Vassilatou E, Vryonidou A, Michalopoulou S, Manolis J, Caratzas J, Phenekos C, et al. Hormonal activity of adrenal incidentalomas: results from a long-term follow-up study. Clin Endocrinol (Oxf). 2009;70:674–9.
Cawood TJ, Hunt PJ, O’Shea D, Cole D, Soule S. Recommended evaluation of adrenal incidentalomas is costly, has high false-positive rates and confers a risk of fatal cancer that is similar to the risk of the adrenal lesion becoming malignant; time for a rethink? Eur J Endocrinol. 2009;161:513–27.
Bernini GP, Moretti A, Oriandini C, Bardini M, Taurino C, Salvetti A. Long-term morphological and hormonal follow-up in a single unit on 115 patients with adrenal incidentalomas. Br J Cancer. 2005;92:1104–9.
De Leo M, Cozzolino A, Colao A, Pivonello R. Subclinical Cushing’s syndrome. Best Pract Res Clin Endocrinol Metab. 2012;26:497–505.
Bulow B, Ahren B, Swedish Research Council Study Group of Endocrine Abdominal T. Adrenal incidentaloma–experience of a standardized diagnostic programme in the Swedish prospective study. J Intern Med. 2002;252:239–46.
Falhammar H. Non-functioning adrenal incidentalomas caused by 21-hydroxylase deficiency or carrier status? Endocrine. 2014;47:308–14.
Reincke M, Nieke J, Krestin GP, Saeger W, Allolio B, Winkelmann W. Preclinical Cushing’s syndrome in adrenal “incidentalomas”: comparison with adrenal Cushing’s syndrome. J Clin Endocrinol Metab. 1992;75:826–32.
Mantero F, Terzolo M, Arnaldi G, Osella G, Masini AM, Alì A, et al. A survey on adrenal incidentaloma in Italy. Study Group on Adrenal Tumors of the Italian Society of Endocrinology. J Clin Endocrinol Metab. 2000;85:637–44.
This study was supported by the Magnus Bergvalls Foundation, Karolinska Institutet, Stockholm County Council and the Swedish Society for Medical Research. The foundations had no role in the design, in the collection, analysis, and interpretation of data; in the writing of the manuscript; nor in the decision to submit the manuscript for publication.
The authors declare that they have no competing interests.
HY, JC, CV, HF and BM contributed to conception and design and interpretation of data. BM and HY contributed to acquisition of data. HY, JC, CV, HF and BM were involved in drafting and or revising the manuscript as well as giving final approval of the version to be published. All authors read and approved the final manuscript.
About this article
Cite this article

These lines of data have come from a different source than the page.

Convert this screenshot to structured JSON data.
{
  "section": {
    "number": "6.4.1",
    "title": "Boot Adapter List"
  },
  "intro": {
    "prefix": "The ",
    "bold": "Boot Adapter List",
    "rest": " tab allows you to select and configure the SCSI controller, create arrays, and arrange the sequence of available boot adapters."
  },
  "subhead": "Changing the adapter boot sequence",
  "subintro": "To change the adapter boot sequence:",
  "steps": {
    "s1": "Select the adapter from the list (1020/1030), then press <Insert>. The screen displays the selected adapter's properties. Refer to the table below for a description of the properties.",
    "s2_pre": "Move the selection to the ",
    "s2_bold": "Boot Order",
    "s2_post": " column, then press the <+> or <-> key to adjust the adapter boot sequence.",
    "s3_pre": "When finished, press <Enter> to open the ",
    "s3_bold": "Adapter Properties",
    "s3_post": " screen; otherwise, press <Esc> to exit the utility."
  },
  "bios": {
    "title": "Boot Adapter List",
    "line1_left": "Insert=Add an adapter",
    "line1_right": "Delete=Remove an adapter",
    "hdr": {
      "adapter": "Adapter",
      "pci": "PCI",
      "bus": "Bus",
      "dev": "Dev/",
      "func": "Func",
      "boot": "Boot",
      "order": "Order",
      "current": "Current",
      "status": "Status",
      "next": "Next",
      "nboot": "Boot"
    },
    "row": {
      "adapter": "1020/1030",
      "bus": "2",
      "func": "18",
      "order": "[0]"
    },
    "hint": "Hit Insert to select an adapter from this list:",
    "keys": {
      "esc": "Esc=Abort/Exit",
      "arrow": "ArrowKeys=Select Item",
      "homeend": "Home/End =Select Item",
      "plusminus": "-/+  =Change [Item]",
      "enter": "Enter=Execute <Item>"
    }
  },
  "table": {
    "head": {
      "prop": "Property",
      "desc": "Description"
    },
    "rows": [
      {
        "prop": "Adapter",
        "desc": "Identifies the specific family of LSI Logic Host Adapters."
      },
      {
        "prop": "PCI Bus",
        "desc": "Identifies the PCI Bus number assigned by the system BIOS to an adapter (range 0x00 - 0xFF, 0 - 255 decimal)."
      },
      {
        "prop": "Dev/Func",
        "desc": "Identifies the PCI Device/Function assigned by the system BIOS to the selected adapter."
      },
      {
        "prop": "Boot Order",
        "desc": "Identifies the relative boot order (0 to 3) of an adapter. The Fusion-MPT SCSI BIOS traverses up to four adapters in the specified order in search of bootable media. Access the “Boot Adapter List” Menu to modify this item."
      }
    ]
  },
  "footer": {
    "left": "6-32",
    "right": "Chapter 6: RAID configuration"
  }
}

Yeomans, H., Calissendorff, J., Volpe, C. et al. Limited value of long-term biochemical follow-up in patients with adrenal incidentalomas-a retrospective cohort study. BMC Endocr Disord 15, 6 (2015). https://doi.org/10.1186/s12902-015-0001-x
- Adrenal tumour
- Hypersecreting tumours